3 days old.
"They get used to being touched, human smells, bonding with humans and at about four weeks they are blank slate," said Shepard. "At that time, we begin to introduce them to every possible thing we can think of that helps with problem-solving skills."
Shepard said by the time the puppies leave the kennel, they are ready to go out in public and begin to understand what it's like to work with humans. The only real commitment is time.
"Anyone who is willing to commit the time and energy is committed to our mission," said Shepard. "You don't even have to have any dog experience. We are here to support you every step of the way."
Puppy raisers become involved in a network led by an area coordinator. Puppy raisers help with basic obedience training. Twice a month the local group gathers at various outings to introduce puppies to a variety of environments.

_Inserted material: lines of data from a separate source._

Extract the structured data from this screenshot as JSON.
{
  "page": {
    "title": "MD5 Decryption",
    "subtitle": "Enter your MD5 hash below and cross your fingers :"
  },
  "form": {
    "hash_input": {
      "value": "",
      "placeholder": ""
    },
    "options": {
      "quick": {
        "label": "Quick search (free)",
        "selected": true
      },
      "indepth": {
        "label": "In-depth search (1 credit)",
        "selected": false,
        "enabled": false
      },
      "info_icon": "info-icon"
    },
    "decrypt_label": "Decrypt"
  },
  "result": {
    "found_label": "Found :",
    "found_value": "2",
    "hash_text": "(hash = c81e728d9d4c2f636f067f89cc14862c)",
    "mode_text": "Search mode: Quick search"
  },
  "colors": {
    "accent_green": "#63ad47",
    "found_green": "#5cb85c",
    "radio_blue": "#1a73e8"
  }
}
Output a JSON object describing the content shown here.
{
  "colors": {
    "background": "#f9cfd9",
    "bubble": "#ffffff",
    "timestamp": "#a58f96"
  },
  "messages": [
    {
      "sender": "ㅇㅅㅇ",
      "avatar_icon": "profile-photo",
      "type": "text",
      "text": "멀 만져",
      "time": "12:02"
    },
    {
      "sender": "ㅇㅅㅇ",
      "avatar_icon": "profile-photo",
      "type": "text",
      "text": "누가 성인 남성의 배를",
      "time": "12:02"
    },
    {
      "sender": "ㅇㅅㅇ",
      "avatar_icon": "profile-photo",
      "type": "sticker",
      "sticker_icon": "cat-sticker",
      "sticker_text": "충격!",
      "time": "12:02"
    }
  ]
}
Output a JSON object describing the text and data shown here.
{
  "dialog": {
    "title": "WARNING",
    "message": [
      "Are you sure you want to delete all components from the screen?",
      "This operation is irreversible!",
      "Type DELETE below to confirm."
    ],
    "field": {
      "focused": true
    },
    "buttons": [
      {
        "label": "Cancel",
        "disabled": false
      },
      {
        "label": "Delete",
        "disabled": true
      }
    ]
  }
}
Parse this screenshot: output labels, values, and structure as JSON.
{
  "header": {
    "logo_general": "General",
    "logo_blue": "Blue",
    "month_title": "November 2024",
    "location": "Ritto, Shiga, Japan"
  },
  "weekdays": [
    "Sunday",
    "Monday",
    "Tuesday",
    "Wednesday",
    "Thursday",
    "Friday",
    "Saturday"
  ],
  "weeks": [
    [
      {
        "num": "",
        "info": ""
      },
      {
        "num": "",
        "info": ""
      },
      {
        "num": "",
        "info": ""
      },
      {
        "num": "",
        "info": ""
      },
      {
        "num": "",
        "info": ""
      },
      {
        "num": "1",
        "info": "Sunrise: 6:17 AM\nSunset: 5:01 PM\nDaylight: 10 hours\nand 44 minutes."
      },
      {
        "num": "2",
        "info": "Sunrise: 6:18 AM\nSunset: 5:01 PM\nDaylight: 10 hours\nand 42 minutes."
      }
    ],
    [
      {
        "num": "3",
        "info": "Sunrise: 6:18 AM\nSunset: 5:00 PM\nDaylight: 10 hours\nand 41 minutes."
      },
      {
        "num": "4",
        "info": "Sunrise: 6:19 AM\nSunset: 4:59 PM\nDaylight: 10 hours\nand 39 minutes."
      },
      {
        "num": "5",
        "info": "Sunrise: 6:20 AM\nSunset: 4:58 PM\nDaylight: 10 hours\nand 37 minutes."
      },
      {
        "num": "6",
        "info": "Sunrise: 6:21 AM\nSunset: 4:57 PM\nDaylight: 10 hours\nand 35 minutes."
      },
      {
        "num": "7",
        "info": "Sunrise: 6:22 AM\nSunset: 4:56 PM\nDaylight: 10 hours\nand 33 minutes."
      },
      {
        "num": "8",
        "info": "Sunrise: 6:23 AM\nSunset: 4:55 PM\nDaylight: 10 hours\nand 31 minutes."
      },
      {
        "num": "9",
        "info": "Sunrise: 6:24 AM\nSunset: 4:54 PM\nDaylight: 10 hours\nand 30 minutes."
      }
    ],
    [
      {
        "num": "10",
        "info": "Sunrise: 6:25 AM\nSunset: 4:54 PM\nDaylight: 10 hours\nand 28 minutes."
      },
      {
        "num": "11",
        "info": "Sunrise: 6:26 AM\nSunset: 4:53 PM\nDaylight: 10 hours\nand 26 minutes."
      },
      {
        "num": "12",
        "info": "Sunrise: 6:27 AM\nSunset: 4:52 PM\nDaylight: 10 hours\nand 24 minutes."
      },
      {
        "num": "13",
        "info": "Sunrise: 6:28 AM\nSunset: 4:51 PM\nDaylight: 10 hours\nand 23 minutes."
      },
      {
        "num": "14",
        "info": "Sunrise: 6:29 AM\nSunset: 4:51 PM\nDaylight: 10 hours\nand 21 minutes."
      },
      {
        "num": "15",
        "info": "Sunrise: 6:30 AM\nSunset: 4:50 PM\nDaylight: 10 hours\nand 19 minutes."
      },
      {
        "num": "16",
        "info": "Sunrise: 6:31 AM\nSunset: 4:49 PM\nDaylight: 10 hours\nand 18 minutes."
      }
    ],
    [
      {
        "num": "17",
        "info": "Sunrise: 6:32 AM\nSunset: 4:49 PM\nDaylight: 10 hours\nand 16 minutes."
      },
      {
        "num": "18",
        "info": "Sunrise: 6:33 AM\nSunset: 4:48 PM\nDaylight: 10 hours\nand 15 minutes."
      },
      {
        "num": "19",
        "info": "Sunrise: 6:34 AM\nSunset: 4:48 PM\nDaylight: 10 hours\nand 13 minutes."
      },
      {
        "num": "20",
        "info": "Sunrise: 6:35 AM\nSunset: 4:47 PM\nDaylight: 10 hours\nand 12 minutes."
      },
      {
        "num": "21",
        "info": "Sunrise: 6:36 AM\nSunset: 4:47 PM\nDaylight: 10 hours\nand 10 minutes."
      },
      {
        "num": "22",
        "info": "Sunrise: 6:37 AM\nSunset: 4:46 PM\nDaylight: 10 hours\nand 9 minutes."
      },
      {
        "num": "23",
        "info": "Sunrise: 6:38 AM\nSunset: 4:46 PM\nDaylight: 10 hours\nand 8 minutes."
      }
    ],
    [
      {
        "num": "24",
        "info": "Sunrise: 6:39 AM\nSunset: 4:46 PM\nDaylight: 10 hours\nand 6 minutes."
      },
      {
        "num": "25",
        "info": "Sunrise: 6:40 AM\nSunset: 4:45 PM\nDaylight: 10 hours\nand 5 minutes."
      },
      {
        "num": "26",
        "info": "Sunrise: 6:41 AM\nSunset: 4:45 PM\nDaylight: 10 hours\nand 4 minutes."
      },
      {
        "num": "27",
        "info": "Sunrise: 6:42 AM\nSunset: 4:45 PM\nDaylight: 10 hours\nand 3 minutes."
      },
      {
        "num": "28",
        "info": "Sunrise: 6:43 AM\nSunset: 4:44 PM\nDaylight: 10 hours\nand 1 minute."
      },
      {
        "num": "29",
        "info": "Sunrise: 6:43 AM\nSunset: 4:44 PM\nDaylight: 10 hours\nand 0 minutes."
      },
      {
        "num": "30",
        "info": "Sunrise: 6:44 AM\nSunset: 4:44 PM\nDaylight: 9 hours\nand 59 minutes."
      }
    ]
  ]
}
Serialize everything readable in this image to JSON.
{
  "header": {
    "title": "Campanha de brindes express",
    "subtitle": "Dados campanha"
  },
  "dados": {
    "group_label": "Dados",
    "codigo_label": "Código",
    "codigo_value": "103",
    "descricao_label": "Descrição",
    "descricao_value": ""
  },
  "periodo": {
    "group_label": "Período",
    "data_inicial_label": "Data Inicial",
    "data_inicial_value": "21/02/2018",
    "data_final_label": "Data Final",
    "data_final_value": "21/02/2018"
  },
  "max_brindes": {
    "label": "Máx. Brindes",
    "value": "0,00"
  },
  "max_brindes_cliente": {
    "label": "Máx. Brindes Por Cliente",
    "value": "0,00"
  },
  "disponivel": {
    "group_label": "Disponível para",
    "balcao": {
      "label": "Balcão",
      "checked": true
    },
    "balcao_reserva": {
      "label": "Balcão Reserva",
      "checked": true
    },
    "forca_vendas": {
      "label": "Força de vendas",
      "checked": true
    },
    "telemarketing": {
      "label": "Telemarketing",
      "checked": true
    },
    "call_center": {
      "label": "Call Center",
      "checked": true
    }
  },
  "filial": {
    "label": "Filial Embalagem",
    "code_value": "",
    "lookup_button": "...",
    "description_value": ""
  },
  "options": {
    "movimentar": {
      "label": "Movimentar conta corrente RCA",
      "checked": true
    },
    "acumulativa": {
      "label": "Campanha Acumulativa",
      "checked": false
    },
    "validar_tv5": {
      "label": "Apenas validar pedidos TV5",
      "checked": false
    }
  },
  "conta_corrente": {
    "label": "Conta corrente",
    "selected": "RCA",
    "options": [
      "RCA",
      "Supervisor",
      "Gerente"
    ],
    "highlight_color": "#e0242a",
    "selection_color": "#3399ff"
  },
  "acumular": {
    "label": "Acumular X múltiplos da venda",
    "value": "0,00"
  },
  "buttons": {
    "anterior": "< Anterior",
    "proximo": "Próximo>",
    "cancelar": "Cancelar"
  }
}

For any dog lover, the chance to raise one of the best-bred dogs in the world is hard to pass up, so what's the catch?
You eventually have to give the dog back.
"It's the biggest reason I hear for not volunteering and why some people stop, but we have an endless supply of puppies and we want people to become serial puppy raisers, so when the time comes to bring the dog back for training, they know they can leave with another puppy," Shepard said.
For some, the arrangement is perfect. Linda Pyper is raising her second dog, Ava.
"When I moved here, I had a black lab mix that I had to put to sleep and I don't ever want to put another dog to sleep," said Pyper. "I can't bear it. It's so hard. So, besides the fact that I know what I'm doing is for the good, it helps me avoid that moment of finality."
Amanda Turner began puppy raising in high school. She took a break as she got a little older and has since married and had children. They are now on their second dog, Bobb. Having gone through the process as a family with their first dog, Granger, Turner said giving the dog back was easier because her children were able to attend Granger's ceremony and even met the man Granger was going to help.
"We all got to come and say goodbye and that really helped close the circle for the kids to see why we worked so hard and that it was worth it," she said.
Stephen Turner said the dogs become part of the family.
"But we know he's going into something better and is going to change somebody's life and just to know that and know we are giving back to someone, is a great feeling," Turner said. "It's hard to give him back, but it's more knowing he's going to a greater cause than our selfish want to keep him."
Information: 941-729-5665, ext. 112, or go to guidedogs.org.
Mark Young, Herald urban affairs reporter, can be reached at 941-745-7041 or follow him on Twitter @urbanmark2014.